> Exercise aim
Could you filter the records below down to the lines that include the word "true"?

> Source records
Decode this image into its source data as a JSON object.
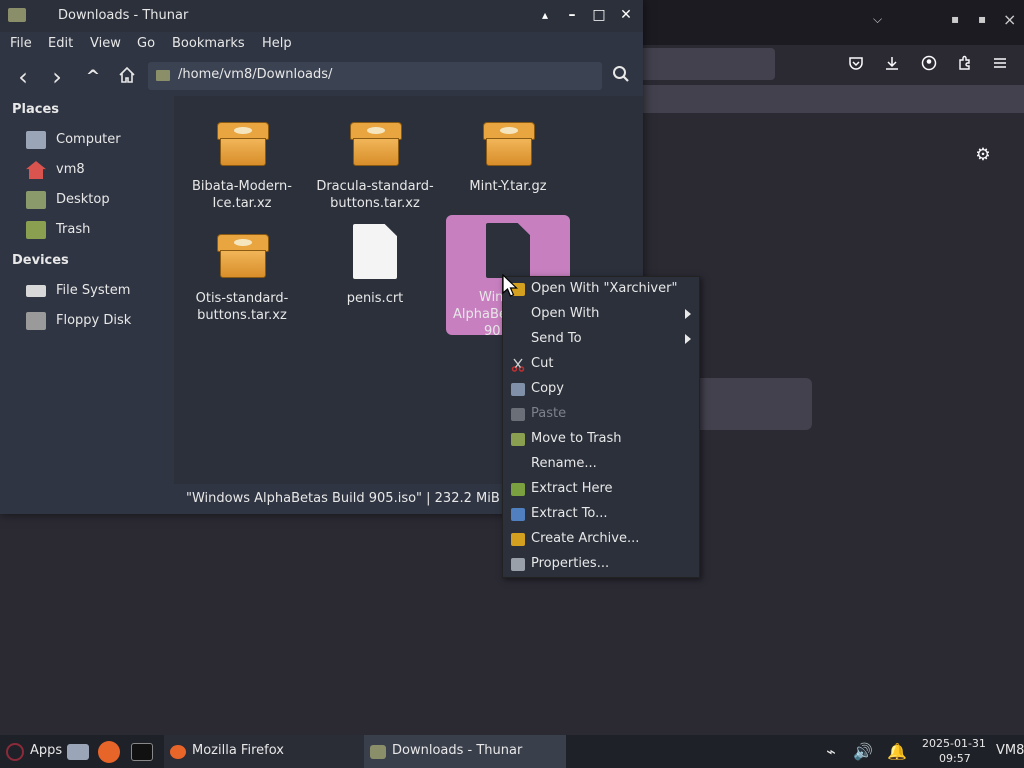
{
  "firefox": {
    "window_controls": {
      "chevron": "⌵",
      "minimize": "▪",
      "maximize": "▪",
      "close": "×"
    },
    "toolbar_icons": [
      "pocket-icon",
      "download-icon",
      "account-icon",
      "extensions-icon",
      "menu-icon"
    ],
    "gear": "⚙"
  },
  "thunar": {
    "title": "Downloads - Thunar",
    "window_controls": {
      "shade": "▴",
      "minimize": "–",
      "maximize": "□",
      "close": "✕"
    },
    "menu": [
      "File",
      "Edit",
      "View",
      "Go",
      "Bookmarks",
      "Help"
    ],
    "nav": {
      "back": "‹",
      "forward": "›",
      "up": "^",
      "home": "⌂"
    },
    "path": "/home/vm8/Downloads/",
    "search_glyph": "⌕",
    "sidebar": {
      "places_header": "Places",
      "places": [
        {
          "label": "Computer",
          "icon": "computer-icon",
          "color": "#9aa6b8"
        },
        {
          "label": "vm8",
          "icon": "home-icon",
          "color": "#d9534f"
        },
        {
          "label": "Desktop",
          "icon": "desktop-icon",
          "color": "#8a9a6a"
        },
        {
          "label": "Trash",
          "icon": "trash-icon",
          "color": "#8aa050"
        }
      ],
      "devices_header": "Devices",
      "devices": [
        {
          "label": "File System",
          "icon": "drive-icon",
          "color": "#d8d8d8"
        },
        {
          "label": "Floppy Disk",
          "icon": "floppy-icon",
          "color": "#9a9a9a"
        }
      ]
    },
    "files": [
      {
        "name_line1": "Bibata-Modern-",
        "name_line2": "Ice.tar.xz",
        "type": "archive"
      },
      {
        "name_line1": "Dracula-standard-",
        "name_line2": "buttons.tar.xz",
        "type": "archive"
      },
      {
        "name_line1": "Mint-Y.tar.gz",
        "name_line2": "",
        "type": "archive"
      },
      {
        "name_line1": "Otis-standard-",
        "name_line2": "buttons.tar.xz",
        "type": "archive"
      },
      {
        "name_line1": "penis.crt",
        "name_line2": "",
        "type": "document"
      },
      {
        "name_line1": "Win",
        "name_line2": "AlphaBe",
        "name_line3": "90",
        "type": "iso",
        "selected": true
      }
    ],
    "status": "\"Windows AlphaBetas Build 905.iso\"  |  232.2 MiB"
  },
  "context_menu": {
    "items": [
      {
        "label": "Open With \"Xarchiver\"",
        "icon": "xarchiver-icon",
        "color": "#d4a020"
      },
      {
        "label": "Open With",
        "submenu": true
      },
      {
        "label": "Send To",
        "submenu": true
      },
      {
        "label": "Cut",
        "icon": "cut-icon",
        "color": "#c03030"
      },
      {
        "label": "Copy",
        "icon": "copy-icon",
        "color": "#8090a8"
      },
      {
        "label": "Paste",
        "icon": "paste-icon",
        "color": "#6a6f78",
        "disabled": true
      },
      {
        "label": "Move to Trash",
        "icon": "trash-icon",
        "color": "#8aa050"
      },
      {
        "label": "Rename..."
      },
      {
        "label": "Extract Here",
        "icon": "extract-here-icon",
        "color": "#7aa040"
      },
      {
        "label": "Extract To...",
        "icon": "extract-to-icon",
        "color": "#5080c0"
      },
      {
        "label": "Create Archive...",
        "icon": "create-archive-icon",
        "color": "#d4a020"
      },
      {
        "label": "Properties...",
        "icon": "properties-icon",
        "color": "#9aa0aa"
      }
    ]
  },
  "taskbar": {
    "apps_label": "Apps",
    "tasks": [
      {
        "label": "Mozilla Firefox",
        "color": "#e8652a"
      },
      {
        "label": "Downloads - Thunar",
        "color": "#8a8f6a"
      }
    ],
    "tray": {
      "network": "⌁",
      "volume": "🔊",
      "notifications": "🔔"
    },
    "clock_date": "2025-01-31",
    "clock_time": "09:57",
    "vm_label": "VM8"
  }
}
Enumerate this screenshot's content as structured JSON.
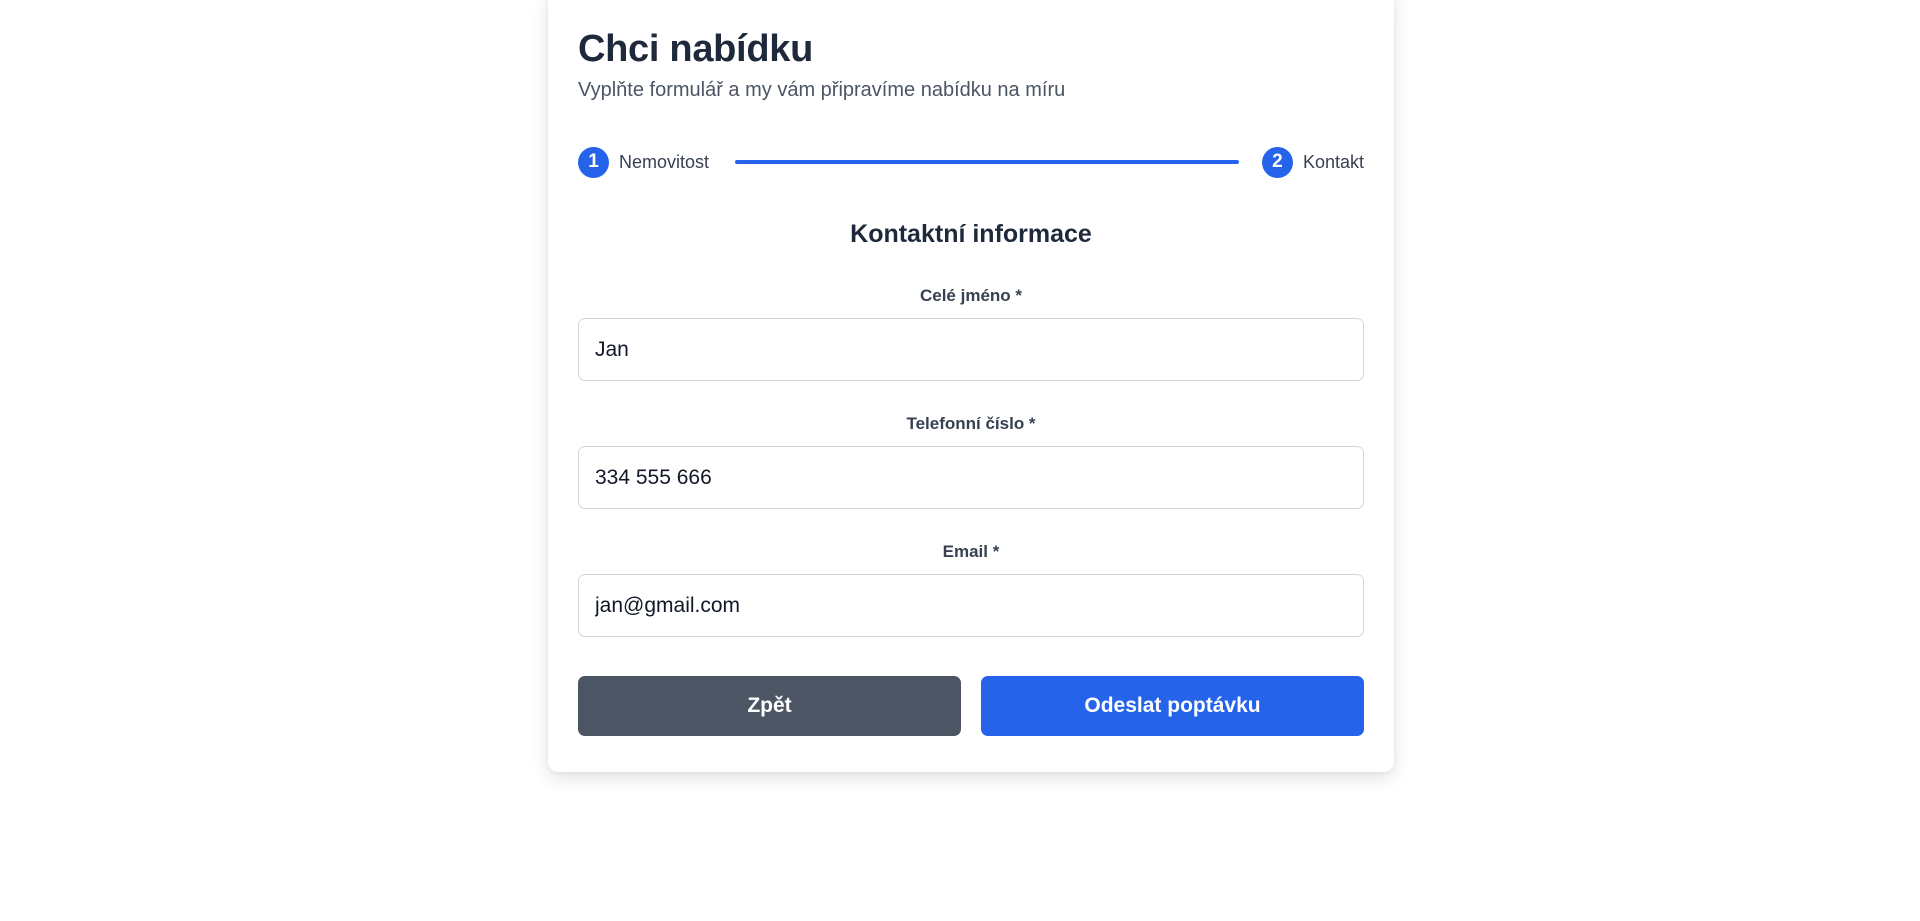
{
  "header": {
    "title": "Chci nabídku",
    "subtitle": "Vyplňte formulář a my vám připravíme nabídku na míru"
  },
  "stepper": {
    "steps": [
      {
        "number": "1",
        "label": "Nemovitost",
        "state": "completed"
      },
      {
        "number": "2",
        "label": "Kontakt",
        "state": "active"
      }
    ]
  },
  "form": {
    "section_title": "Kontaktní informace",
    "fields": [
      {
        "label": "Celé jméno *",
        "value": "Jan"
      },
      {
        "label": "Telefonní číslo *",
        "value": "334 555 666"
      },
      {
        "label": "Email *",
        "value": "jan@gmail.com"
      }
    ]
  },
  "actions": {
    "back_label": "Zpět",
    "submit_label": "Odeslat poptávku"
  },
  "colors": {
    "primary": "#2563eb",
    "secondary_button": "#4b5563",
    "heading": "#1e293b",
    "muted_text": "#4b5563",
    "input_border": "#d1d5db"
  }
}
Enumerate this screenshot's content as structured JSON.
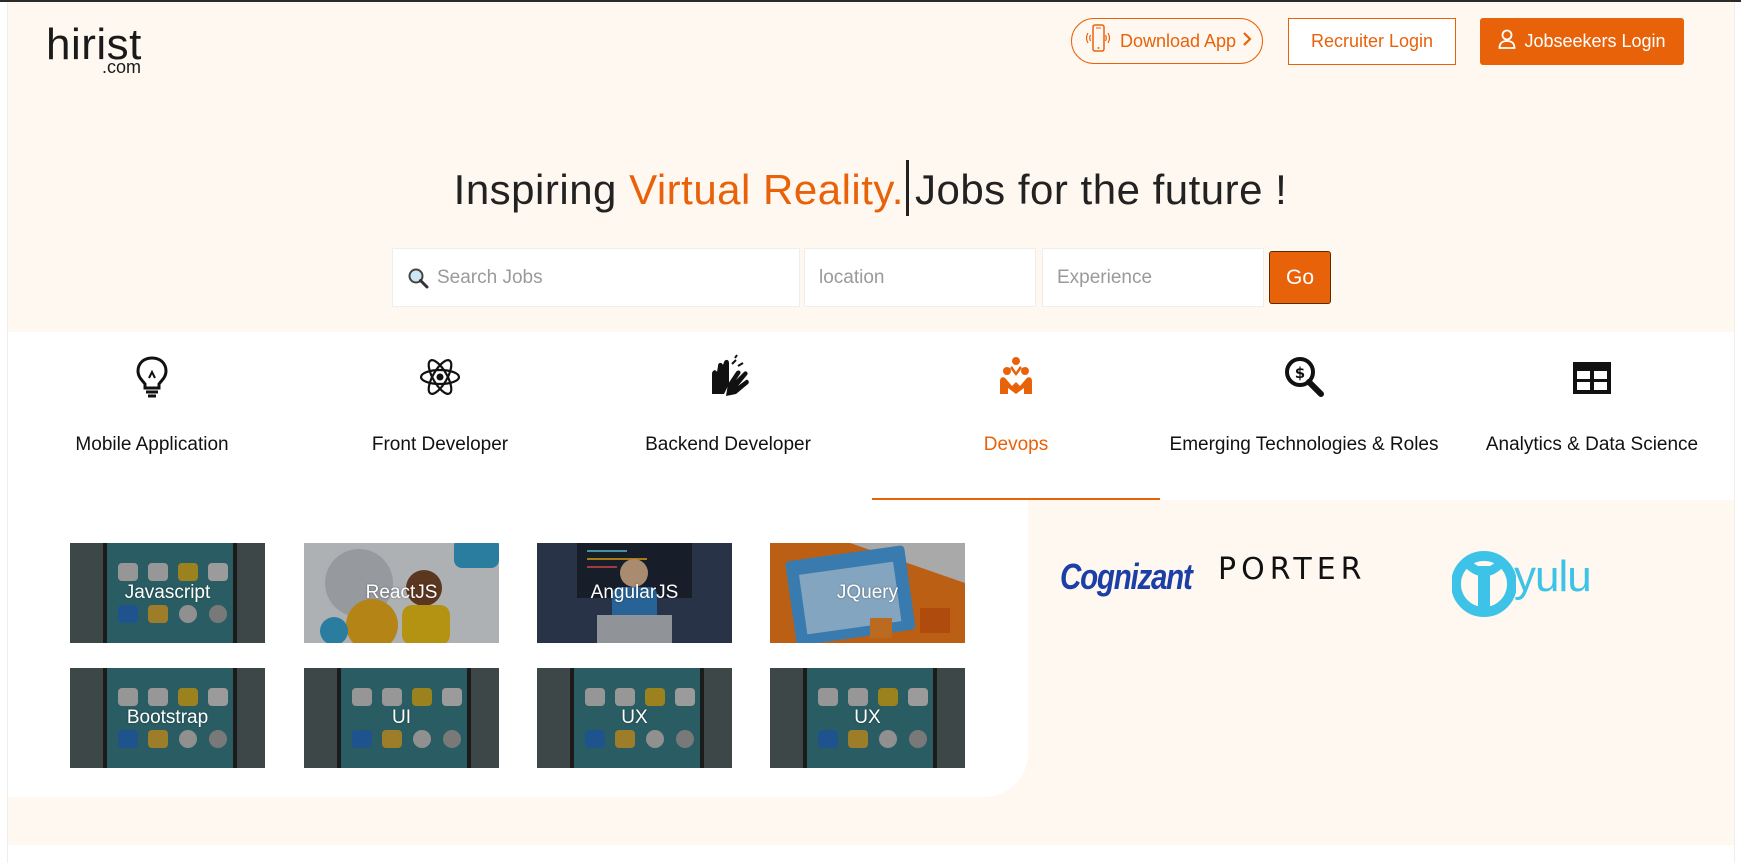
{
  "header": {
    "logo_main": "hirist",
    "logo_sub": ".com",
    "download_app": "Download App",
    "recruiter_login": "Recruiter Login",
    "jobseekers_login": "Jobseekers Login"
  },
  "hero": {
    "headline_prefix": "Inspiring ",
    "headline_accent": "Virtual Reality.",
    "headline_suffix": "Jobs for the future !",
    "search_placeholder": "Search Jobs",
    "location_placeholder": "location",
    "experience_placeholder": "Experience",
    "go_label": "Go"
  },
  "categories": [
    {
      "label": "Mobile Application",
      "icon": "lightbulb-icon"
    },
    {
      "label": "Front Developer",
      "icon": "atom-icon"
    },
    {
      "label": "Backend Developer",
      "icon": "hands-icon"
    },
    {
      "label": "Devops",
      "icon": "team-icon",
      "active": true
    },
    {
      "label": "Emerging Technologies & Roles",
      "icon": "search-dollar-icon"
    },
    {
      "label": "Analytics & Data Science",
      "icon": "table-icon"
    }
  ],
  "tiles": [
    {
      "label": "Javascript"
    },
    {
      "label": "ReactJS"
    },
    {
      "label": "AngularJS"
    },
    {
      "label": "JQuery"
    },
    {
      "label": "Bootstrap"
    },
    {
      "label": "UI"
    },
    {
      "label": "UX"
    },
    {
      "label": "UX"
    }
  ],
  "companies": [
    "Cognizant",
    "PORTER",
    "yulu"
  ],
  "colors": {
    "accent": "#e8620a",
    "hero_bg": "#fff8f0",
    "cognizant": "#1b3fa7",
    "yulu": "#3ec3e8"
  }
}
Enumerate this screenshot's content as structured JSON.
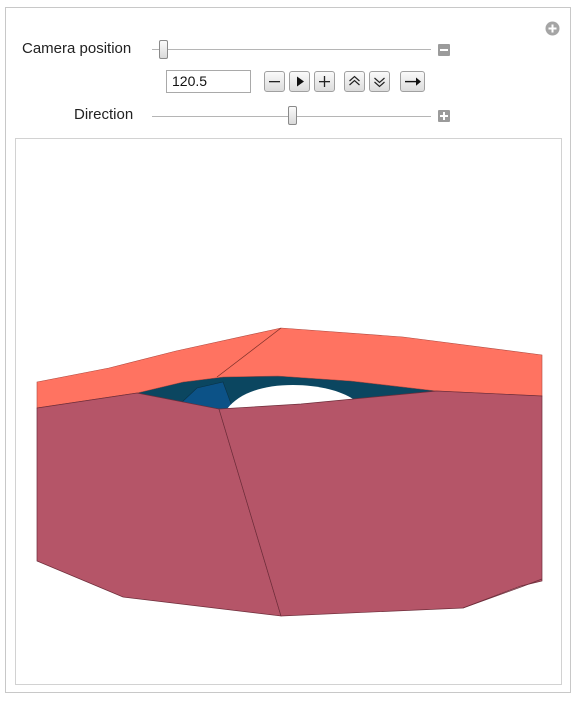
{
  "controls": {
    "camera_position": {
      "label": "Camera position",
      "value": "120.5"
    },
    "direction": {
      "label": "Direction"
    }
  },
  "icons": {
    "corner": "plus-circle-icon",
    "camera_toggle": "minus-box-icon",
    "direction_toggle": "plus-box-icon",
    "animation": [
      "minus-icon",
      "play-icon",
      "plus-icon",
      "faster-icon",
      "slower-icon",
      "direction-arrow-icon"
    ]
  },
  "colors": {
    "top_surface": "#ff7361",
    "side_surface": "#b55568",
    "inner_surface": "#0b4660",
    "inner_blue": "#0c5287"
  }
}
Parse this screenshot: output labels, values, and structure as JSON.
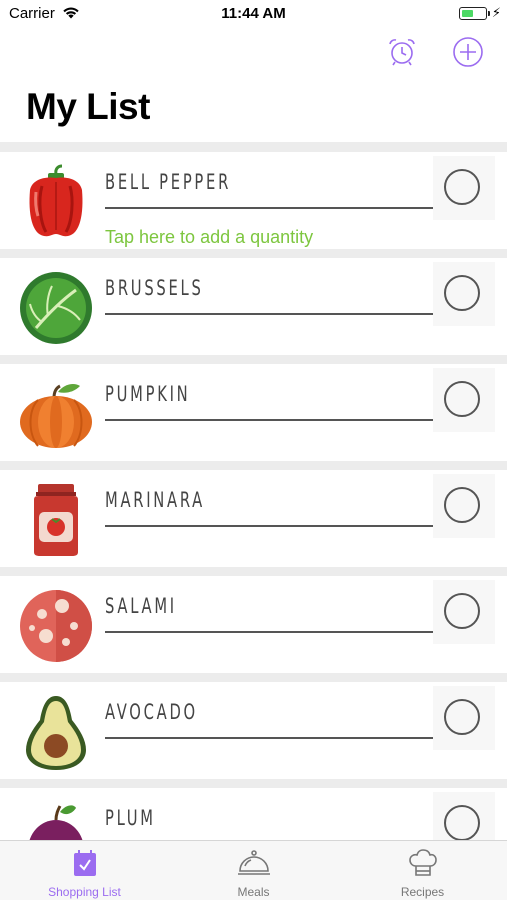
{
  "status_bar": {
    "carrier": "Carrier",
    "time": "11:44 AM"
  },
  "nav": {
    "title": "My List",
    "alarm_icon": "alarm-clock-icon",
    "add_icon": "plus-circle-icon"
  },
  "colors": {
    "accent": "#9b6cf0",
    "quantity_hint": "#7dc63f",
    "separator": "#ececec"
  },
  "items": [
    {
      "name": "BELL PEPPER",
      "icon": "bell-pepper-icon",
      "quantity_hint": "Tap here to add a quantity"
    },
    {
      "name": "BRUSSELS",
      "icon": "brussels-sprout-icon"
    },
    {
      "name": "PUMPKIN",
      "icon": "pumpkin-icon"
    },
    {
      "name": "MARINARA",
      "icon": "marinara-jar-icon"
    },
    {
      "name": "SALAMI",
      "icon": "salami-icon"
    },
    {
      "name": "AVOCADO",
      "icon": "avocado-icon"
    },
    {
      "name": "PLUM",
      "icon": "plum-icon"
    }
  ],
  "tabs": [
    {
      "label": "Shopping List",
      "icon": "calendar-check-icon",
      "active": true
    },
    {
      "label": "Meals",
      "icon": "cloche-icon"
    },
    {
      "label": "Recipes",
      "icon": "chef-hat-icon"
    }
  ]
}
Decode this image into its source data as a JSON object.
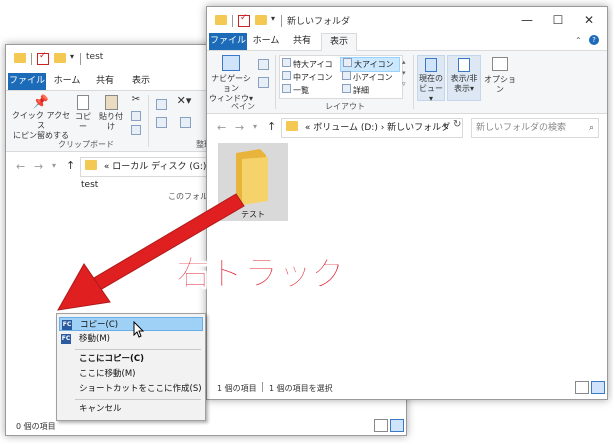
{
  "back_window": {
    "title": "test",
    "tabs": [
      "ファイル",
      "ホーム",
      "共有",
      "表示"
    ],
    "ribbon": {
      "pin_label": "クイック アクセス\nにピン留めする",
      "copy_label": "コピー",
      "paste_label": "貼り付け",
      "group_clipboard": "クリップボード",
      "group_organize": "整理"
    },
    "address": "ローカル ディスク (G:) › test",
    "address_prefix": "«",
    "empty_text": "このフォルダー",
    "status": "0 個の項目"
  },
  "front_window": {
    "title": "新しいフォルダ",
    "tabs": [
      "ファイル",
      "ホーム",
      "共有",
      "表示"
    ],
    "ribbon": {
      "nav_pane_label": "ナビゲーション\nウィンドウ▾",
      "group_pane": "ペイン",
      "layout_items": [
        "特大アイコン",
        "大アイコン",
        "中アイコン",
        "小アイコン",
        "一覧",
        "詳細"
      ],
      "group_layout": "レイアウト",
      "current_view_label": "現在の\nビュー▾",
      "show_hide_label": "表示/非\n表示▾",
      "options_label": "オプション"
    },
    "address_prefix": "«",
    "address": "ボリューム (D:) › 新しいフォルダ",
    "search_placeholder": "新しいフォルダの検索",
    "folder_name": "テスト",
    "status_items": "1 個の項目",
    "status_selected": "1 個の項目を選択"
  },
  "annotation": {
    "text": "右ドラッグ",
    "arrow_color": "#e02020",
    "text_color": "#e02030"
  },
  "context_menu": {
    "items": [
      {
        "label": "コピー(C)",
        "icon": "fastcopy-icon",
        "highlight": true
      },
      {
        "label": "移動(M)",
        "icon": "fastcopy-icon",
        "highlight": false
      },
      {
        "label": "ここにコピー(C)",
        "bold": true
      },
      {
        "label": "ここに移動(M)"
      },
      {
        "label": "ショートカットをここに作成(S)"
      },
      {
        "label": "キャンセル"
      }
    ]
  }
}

> Finished exercise
        "selected": true
        "submenu": true
        "submenu": true
        "disabled": true
      "active": true
      "active": true
        "highlight": true
        "bold": true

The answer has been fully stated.